Home » Manchester Airport plans to become first UK airport with hydrogen fuel pipeline

Manchester Airport plans to become first UK airport with hydrogen fuel pipeline

by Maryam Bint-Kazam
Manchester Airport

Manchester Airport has revealed plans to become the first airport in the country to access a hydrogen fuel pipeline.

The airport said hydrogen technology was expected to play a key role in decarbonising the aviation sector, with hydrogen-powered aircraft expected to come into operation from the mid-2030s for short-haul journeys.

It said a research project involving Manchester Airports Group estimated the demand for liquid hydrogen at an airport the size of Manchester could be 6.5 million litres a day by 2050.

The group has confirmed a partnership with HyNet, one of the UK’s leading Government-backed industrial decarbonisation projects.

The airport said it has signed a Memorandum of Understanding with the two founding partners of HyNet – Progressive Energy, which develops projects to decarbonise the energy sector, and gas distribution network Cadent, which will build and operate HyNet’s hydrogen pipeline network.

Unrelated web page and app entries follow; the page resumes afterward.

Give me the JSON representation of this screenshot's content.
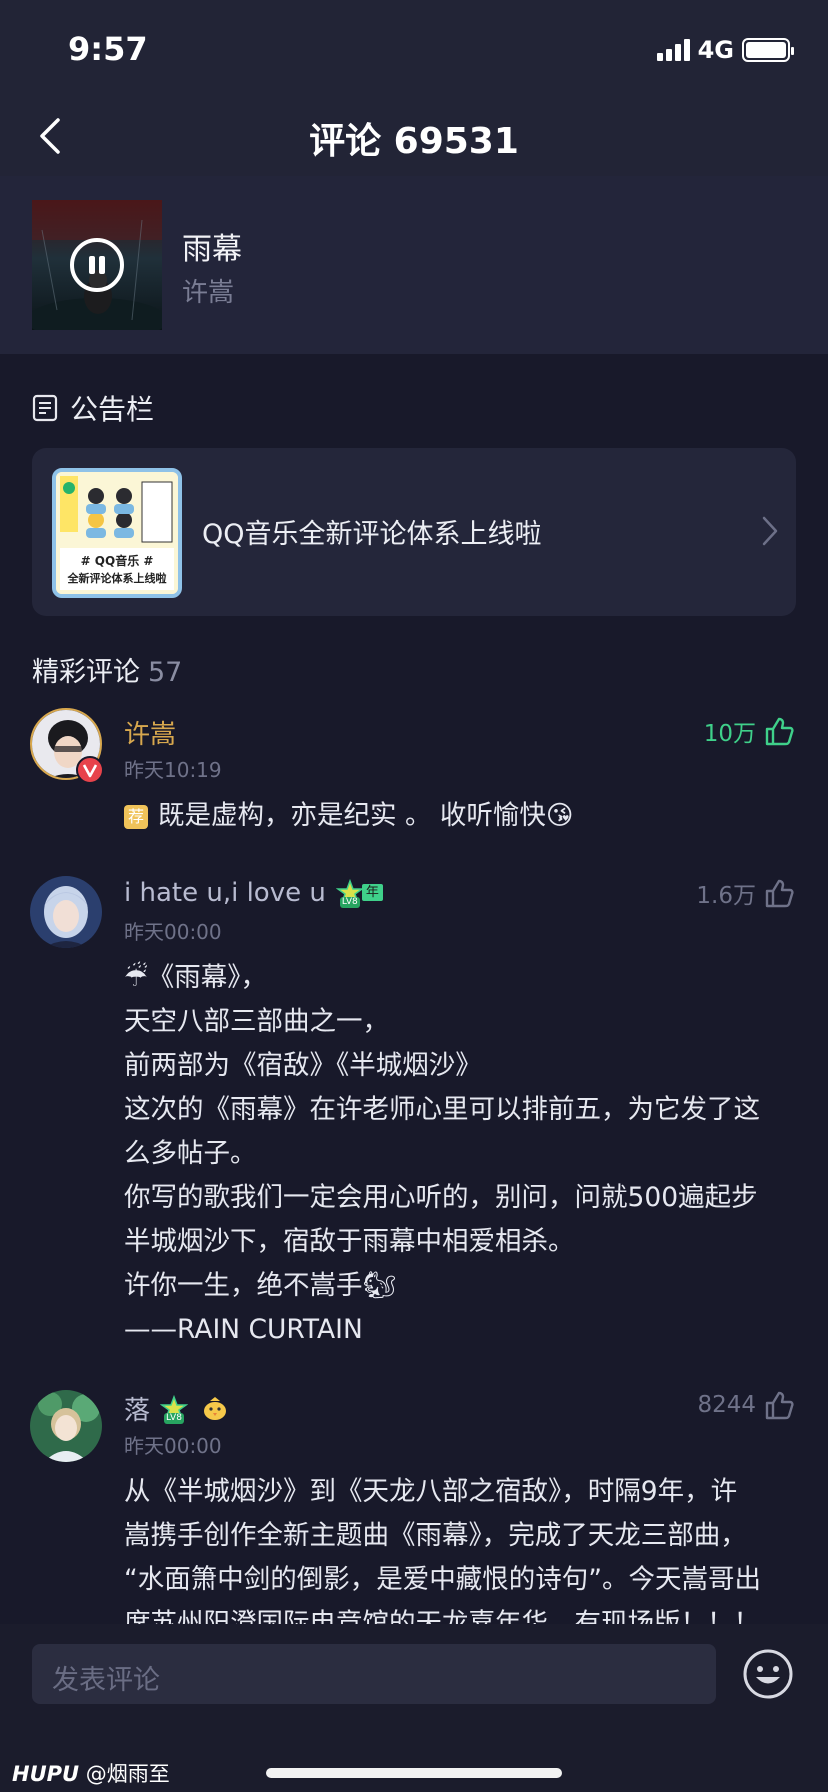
{
  "status_bar": {
    "time": "9:57",
    "network": "4G",
    "battery_level": 1.0
  },
  "nav": {
    "title": "评论 69531"
  },
  "song": {
    "title": "雨幕",
    "artist": "许嵩",
    "is_playing": true
  },
  "notice": {
    "heading": "公告栏",
    "card_text": "QQ音乐全新评论体系上线啦",
    "thumb_caption_1": "# QQ音乐 #",
    "thumb_caption_2": "全新评论体系上线啦"
  },
  "section": {
    "title": "精彩评论",
    "count": "57"
  },
  "comments": [
    {
      "author": "许嵩",
      "time": "昨天10:19",
      "likes": "10万",
      "liked": true,
      "verified_badge": "V",
      "tag": "荐",
      "lines": [
        "既是虚构，亦是纪实 。 收听愉快😘"
      ]
    },
    {
      "author": "i hate u,i love u",
      "level_badge": "LV8",
      "year_badge": "年",
      "time": "昨天00:00",
      "likes": "1.6万",
      "liked": false,
      "lines": [
        "☔《雨幕》，",
        "天空八部三部曲之一，",
        "前两部为《宿敌》《半城烟沙》",
        "这次的《雨幕》在许老师心里可以排前五，为它发了这",
        "么多帖子。",
        "你写的歌我们一定会用心听的，别问，问就500遍起步",
        "半城烟沙下，宿敌于雨幕中相爱相杀。",
        "许你一生，绝不嵩手🐿",
        "——RAIN CURTAIN"
      ]
    },
    {
      "author": "落",
      "level_badge": "LV8",
      "time": "昨天00:00",
      "likes": "8244",
      "liked": false,
      "lines": [
        "从《半城烟沙》到《天龙八部之宿敌》，时隔9年，许",
        "嵩携手创作全新主题曲《雨幕》，完成了天龙三部曲，",
        "“水面箫中剑的倒影，是爱中藏恨的诗句”。今天嵩哥出",
        "席苏州阳澄国际电竞馆的天龙嘉年华，有现场版！！！"
      ]
    }
  ],
  "input": {
    "placeholder": "发表评论"
  },
  "watermark": {
    "logo": "HUPU",
    "user": "@烟雨至"
  },
  "colors": {
    "background": "#18192a",
    "accent_green": "#3fd08a",
    "author_gold": "#d8a84e"
  }
}
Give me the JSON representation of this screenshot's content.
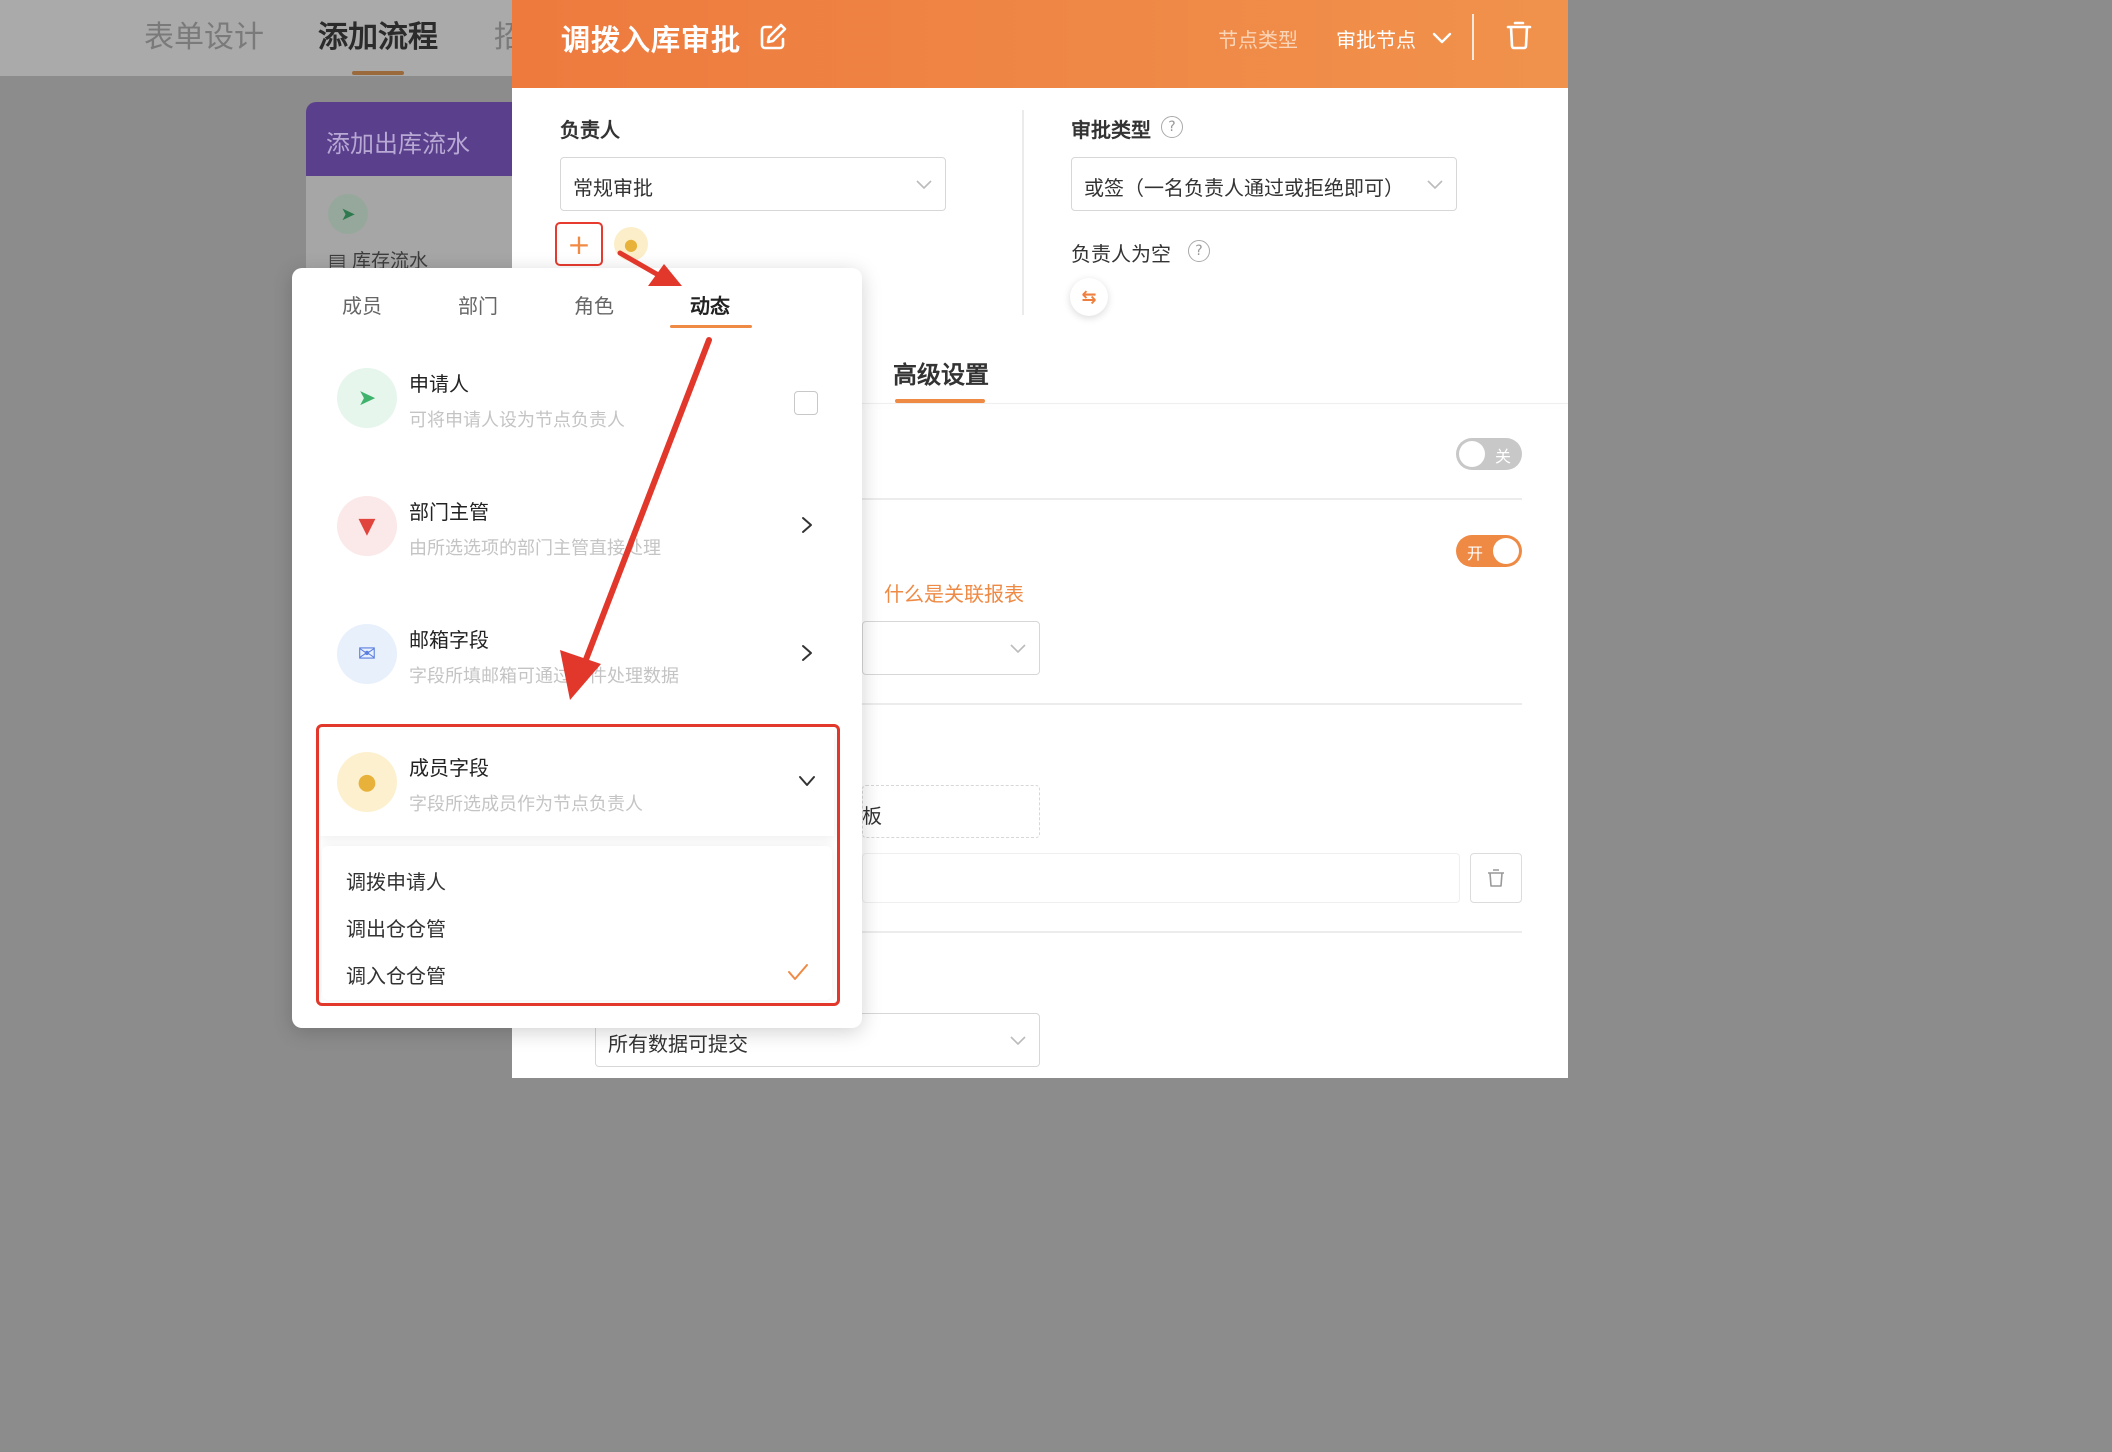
{
  "background": {
    "tabs": [
      "表单设计",
      "添加流程",
      "招"
    ],
    "card_title": "添加出库流水",
    "card_item": "库存流水"
  },
  "drawer": {
    "title": "调拨入库审批",
    "node_type_label": "节点类型",
    "node_type_value": "审批节点",
    "owner_label": "负责人",
    "owner_select": "常规审批",
    "approval_type_label": "审批类型",
    "approval_type_select": "或签（一名负责人通过或拒绝即可）",
    "empty_owner_label": "负责人为空",
    "advanced_tab": "高级设置",
    "toggle_off_label": "关",
    "toggle_on_label": "开",
    "partial_char": "：",
    "link_text": "什么是关联报表",
    "dashed_partial": "板",
    "bottom_select": "所有数据可提交"
  },
  "popup": {
    "tabs": [
      "成员",
      "部门",
      "角色",
      "动态"
    ],
    "active_tab": "动态",
    "options": [
      {
        "title": "申请人",
        "desc": "可将申请人设为节点负责人"
      },
      {
        "title": "部门主管",
        "desc": "由所选选项的部门主管直接处理"
      },
      {
        "title": "邮箱字段",
        "desc": "字段所填邮箱可通过邮件处理数据"
      },
      {
        "title": "成员字段",
        "desc": "字段所选成员作为节点负责人"
      }
    ],
    "member_fields": [
      "调拨申请人",
      "调出仓仓管",
      "调入仓仓管"
    ],
    "selected_member_field": "调入仓仓管"
  },
  "colors": {
    "accent": "#ef8a45",
    "header_start": "#ee7a3e",
    "annotation_red": "#e2382b"
  }
}
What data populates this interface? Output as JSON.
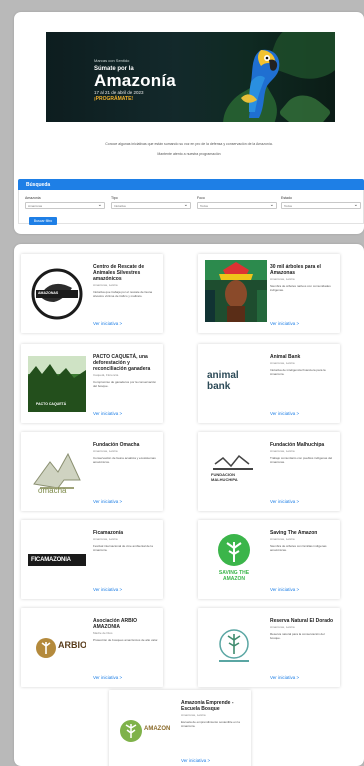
{
  "banner": {
    "pre": "Marcas con Sentido",
    "subtitle": "Súmate por la",
    "title": "Amazonía",
    "date": "17 al 21 de abril de 2023",
    "cta": "¡PROGRÁMATE!"
  },
  "intro": {
    "line1": "Conoce algunas iniciativas que están sumando su voz en pro de la defensa y conservación de la Amazonía.",
    "line2": "Mantente atento a nuestra programación"
  },
  "search": {
    "heading": "Búsqueda",
    "filters": [
      {
        "label": "Amazonia",
        "value": "Amazonas"
      },
      {
        "label": "Tipo",
        "value": "Iniciativa"
      },
      {
        "label": "Foco",
        "value": "Todos"
      },
      {
        "label": "Estado",
        "value": "Todos"
      }
    ],
    "button": "Buscar filtro"
  },
  "cards": [
    {
      "title": "Centro de Rescate de Animales Silvestres amazónicos",
      "meta": "Amazonas, Leticia",
      "desc": "Iniciativa que trabaja por el rescate de fauna silvestre víctima de tráfico y maltrato.",
      "link": "Ver iniciativa >",
      "logo_text": "AMAZONAS"
    },
    {
      "title": "30 mil árboles para el Amazonas",
      "meta": "Amazonas, Leticia",
      "desc": "Siembra de árboles nativos con comunidades indígenas.",
      "link": "Ver iniciativa >",
      "logo_text": ""
    },
    {
      "title": "PACTO CAQUETÁ, una deforestación y reconciliación ganadera",
      "meta": "Caquetá, Florencia",
      "desc": "Compromiso de ganaderos por la conservación del bosque.",
      "link": "Ver iniciativa >",
      "logo_text": "PACTO CAQUETÁ"
    },
    {
      "title": "Animal Bank",
      "meta": "Amazonas, Leticia",
      "desc": "Iniciativa de inteligencia financiera para la Amazonía.",
      "link": "Ver iniciativa >",
      "logo_text": "animal bank"
    },
    {
      "title": "Fundación Omacha",
      "meta": "Amazonas, Leticia",
      "desc": "Conservación de fauna acuática y ecosistemas amazónicos.",
      "link": "Ver iniciativa >",
      "logo_text": "omacha"
    },
    {
      "title": "Fundación Malhuchipa",
      "meta": "Amazonas, Leticia",
      "desc": "Trabajo comunitario con pueblos indígenas del Amazonas.",
      "link": "Ver iniciativa >",
      "logo_text": "FUNDACION MALHUCHIPA"
    },
    {
      "title": "Ficamazonía",
      "meta": "Amazonas, Leticia",
      "desc": "Festival internacional de cine ambiental de la Amazonía.",
      "link": "Ver iniciativa >",
      "logo_text": "FICAMAZONIA"
    },
    {
      "title": "Saving The Amazon",
      "meta": "Amazonas, Leticia",
      "desc": "Siembra de árboles con familias indígenas amazónicas.",
      "link": "Ver iniciativa >",
      "logo_text": "SAVING THE AMAZON"
    },
    {
      "title": "Asociación ARBIO AMAZONIA",
      "meta": "Madre de Dios",
      "desc": "Protección de bosques amazónicos de alto valor.",
      "link": "Ver iniciativa >",
      "logo_text": "ARBIO"
    },
    {
      "title": "Reserva Natural El Dorado",
      "meta": "Amazonas, Leticia",
      "desc": "Reserva natural para la conservación del bosque.",
      "link": "Ver iniciativa >",
      "logo_text": ""
    },
    {
      "title": "Amazonía Emprende - Escuela Bosque",
      "meta": "Amazonas, Leticia",
      "desc": "Escuela de emprendimiento sostenible en la Amazonía.",
      "link": "Ver iniciativa >",
      "logo_text": "AMAZON"
    }
  ]
}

The announcement has been backed by Aviation Minister Baroness Vere and Energy and Climate Change Minister Graham Stuart, as well as northern leaders and the North West Hydrogen Alliance.

Chris Woodroofe, managing director at Manchester Airport, said: “This announcement demonstrates the meaningful action we are taking to ensure we can deliver a carbon-free future for the aviation industry.

“The partnership between Manchester Airport and HyNet is a significant step forward for the future use of hydrogen across the North West, building a more sustainable future for the region.

“By securing a direct supply of hydrogen for our airport, our 60 airlines will be able to make use of this exciting and ground-breaking technology as soon as possible.

“The use of hydrogen will make a significant contribution to the UK aviation sector’s decarbonisation efforts and supports industry partners in reaching net zero.”

Aviation Minister Baroness Vere said: “Hydrogen offers great potential to decarbonise flying, but we need the right infrastructure at our airports to help harness that opportunity.

“We are funding the multi-million pound Zero Emission Flight Infrastructure project, which has already published important findings, and it’s great to see industry now pushing ahead in this area to make zero emission flight a reality.”

The airport said HyNet brings together the technology and infrastructure needed to produced low carbon hydrogen to power aircraft of the future.

As a result of the deal signed, partners will now work together to assess the future demand for hydrogen for aviation and explore the feasibility to connect Manchester Airport to HyNet’s regional network.

A future pipeline connection would supply any of the airport’s 60-plus airlines with the sustainable fuel.

Energy and Climate Change Minister Graham Stuart said: “Set to be the new super fuel of the future, hydrogen will be essential in powering UK industries, including the aviation sector, as we move toward ending our dependency on fossil fuels.

“This new partnership is an exciting step that will help put the North West at the heart of efforts to make the UK a world-leading hydrogen economy.”

An event held on Monday to mark the signing of the Memorandum of Understanding was attended by 30 leading figures from the industry.

Manchester Airport – as part of MAG – has a target to make its own operations net zero carbon by 2038, 12 years ahead of the UK national target and two years ahead of the target set for UK airports by the government.

Image: Craig Russell/Shutterstock

Read next: Prioritising employees: safety & welfare in construction

Are you a building professional? Sign up for a FREE MEMBERSHIP to upload news stories, post job vacancies, and connect with colleagues on our secure social feed.

Leave a Comment

Related News

Online building news, features and opinions

This website uses cookies to improve your experience. We'll assume you're ok with this, but you can opt-out if you wish. Accept Read More